■ **WORK ITEM**: Below are records; how many of their lines contain "title"? Give the number and no other words.
[[ RECORDED DATA open ]]
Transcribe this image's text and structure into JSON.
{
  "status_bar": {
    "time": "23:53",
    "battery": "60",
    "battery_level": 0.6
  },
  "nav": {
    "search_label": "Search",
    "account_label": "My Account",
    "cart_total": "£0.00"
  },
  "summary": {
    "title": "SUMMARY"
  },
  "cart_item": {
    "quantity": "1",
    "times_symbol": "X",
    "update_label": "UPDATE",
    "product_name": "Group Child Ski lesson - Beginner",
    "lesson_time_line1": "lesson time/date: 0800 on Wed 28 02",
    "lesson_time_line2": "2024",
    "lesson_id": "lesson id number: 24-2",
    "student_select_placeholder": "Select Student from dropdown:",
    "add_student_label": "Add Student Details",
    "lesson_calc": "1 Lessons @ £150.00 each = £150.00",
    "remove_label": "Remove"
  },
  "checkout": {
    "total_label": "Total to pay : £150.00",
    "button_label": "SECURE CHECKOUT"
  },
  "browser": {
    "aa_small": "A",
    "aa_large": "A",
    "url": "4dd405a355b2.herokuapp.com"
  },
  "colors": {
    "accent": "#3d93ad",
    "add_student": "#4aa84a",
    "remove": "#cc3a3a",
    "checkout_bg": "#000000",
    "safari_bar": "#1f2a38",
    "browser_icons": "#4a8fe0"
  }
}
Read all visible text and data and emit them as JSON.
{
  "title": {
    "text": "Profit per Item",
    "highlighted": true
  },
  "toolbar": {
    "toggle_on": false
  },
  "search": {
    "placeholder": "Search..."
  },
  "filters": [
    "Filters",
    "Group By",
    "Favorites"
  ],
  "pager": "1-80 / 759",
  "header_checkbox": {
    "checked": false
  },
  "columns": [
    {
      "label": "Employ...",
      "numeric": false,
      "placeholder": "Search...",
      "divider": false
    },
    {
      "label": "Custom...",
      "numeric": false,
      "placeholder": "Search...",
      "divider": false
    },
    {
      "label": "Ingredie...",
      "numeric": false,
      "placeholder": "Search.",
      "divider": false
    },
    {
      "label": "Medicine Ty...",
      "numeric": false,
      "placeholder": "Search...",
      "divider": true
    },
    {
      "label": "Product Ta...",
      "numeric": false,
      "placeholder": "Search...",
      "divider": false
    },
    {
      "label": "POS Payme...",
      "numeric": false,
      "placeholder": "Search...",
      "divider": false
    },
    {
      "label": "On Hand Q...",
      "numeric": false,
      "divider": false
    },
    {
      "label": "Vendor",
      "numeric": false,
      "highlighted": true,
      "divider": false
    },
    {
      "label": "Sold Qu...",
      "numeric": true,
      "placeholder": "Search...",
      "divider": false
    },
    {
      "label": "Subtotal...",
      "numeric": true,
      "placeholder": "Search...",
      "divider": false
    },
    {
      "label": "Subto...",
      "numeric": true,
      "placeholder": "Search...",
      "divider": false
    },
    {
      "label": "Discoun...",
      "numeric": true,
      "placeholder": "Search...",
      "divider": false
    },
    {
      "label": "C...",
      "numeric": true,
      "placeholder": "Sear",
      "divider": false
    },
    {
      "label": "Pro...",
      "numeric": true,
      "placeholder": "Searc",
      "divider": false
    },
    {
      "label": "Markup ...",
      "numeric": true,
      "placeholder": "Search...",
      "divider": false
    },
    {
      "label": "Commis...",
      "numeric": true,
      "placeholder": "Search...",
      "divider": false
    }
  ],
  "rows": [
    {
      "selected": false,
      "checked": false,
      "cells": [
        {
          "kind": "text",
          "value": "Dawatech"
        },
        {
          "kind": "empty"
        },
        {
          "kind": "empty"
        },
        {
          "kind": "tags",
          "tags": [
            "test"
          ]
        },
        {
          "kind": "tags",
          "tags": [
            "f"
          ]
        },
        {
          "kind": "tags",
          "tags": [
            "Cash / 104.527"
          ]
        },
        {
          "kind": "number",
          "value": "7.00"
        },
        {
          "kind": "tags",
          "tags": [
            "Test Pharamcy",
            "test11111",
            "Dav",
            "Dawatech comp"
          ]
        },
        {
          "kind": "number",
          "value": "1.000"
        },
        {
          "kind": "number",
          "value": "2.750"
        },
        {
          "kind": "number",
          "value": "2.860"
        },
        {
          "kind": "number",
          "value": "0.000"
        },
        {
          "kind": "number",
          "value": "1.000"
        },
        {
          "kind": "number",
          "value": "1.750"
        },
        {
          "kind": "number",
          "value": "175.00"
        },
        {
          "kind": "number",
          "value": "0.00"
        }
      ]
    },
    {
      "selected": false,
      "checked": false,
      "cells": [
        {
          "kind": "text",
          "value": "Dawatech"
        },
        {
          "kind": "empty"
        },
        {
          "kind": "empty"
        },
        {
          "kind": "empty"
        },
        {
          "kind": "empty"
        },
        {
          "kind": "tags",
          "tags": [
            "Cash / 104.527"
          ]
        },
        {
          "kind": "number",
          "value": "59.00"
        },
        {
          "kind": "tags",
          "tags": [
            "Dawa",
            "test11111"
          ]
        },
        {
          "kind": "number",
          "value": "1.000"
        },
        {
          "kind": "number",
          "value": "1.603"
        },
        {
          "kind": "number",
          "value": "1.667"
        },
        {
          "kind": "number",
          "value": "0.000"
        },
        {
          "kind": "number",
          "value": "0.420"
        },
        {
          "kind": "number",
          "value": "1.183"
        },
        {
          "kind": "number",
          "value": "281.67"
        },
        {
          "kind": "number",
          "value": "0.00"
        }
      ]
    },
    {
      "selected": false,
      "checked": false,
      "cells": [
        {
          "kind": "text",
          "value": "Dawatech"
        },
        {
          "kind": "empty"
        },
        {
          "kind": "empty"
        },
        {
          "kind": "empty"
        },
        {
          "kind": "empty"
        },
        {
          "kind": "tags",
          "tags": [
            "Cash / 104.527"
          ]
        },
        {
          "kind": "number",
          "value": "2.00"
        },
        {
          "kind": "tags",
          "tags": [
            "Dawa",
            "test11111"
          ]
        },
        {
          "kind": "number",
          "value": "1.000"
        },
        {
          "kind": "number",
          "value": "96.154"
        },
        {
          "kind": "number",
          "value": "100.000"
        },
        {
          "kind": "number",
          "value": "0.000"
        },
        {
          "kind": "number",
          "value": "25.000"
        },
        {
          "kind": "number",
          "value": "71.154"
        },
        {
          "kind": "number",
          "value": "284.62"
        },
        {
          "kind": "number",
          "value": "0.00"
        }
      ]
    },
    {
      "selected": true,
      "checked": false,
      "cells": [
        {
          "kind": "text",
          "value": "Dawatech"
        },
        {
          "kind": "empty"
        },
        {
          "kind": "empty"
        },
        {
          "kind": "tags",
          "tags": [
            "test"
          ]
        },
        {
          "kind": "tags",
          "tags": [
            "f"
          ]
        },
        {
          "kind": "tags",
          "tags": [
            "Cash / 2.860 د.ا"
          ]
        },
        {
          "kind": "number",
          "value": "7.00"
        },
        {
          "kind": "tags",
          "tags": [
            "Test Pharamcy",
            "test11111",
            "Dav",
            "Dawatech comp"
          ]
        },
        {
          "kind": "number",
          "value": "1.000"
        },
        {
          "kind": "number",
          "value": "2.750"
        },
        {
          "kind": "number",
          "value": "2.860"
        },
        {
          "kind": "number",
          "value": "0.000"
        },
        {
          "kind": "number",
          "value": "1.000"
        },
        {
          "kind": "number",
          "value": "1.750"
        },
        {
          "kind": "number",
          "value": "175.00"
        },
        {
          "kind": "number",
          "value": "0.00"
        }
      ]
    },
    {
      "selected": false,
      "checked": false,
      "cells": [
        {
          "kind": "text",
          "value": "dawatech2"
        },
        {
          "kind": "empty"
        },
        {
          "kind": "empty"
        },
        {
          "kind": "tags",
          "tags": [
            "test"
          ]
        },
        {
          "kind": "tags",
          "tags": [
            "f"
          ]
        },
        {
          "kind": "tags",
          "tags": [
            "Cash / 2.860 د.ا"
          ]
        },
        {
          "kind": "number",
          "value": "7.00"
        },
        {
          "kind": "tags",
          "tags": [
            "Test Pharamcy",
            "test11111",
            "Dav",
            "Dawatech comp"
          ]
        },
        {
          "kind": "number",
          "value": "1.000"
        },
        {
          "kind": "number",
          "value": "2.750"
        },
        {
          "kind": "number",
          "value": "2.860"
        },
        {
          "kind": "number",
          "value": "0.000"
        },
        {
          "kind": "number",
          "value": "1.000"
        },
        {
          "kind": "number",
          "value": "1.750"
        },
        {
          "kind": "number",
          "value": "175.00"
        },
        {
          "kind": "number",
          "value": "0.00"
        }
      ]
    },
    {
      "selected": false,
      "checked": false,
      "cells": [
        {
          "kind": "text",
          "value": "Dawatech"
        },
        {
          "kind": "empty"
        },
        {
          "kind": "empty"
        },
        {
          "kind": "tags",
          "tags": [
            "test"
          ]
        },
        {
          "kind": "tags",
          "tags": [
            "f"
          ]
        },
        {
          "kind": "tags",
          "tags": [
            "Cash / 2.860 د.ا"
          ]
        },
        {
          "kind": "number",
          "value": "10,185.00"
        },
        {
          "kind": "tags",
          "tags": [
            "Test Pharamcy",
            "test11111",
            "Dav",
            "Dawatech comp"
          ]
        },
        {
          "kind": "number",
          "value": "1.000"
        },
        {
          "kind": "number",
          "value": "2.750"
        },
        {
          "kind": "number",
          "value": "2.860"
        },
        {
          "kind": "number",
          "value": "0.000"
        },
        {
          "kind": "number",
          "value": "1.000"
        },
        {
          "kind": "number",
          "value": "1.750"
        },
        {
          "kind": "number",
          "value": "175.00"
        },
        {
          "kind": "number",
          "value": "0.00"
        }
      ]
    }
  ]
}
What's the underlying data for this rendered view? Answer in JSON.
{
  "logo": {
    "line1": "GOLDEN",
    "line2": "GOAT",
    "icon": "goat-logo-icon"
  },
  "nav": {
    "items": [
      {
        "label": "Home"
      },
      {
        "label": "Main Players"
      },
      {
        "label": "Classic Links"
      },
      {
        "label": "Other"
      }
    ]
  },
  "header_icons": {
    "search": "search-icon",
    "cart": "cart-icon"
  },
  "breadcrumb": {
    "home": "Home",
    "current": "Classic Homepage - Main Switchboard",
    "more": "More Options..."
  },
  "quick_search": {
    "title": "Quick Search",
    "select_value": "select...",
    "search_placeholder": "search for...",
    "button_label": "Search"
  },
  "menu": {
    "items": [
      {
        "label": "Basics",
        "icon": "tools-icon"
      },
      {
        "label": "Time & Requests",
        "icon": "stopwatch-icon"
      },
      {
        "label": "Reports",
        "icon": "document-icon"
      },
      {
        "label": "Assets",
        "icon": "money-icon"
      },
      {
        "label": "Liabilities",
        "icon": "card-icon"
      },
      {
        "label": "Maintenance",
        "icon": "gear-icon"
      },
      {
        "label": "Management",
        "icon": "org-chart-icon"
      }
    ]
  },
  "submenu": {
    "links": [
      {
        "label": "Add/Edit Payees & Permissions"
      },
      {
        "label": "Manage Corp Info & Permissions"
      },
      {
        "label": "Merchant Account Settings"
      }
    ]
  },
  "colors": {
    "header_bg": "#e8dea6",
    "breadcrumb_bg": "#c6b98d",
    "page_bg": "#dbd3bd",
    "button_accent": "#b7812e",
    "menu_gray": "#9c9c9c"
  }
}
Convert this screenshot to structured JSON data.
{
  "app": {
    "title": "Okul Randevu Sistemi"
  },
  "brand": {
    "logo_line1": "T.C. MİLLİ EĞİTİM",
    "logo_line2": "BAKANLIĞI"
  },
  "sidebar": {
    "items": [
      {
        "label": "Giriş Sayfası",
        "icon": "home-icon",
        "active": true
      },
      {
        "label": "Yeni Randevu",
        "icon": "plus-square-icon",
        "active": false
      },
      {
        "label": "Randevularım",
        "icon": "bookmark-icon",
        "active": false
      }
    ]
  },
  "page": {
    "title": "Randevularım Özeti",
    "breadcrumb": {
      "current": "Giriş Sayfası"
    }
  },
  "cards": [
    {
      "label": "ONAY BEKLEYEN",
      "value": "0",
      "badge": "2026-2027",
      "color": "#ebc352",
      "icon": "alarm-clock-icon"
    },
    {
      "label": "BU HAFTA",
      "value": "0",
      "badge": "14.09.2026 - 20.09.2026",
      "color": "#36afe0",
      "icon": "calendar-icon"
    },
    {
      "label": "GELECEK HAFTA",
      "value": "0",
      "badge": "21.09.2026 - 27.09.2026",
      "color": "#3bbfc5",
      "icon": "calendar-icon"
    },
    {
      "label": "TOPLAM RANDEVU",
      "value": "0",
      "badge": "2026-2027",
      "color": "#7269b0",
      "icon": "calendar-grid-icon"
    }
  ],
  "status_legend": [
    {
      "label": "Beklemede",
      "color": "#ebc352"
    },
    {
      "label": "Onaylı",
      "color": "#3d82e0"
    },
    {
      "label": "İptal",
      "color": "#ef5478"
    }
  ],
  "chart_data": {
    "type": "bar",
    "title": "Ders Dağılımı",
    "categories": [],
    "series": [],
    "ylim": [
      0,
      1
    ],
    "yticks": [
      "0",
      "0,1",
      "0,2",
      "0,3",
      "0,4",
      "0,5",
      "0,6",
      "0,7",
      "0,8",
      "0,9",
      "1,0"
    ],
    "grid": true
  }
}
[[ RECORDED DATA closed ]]
■ **REPLY**: 6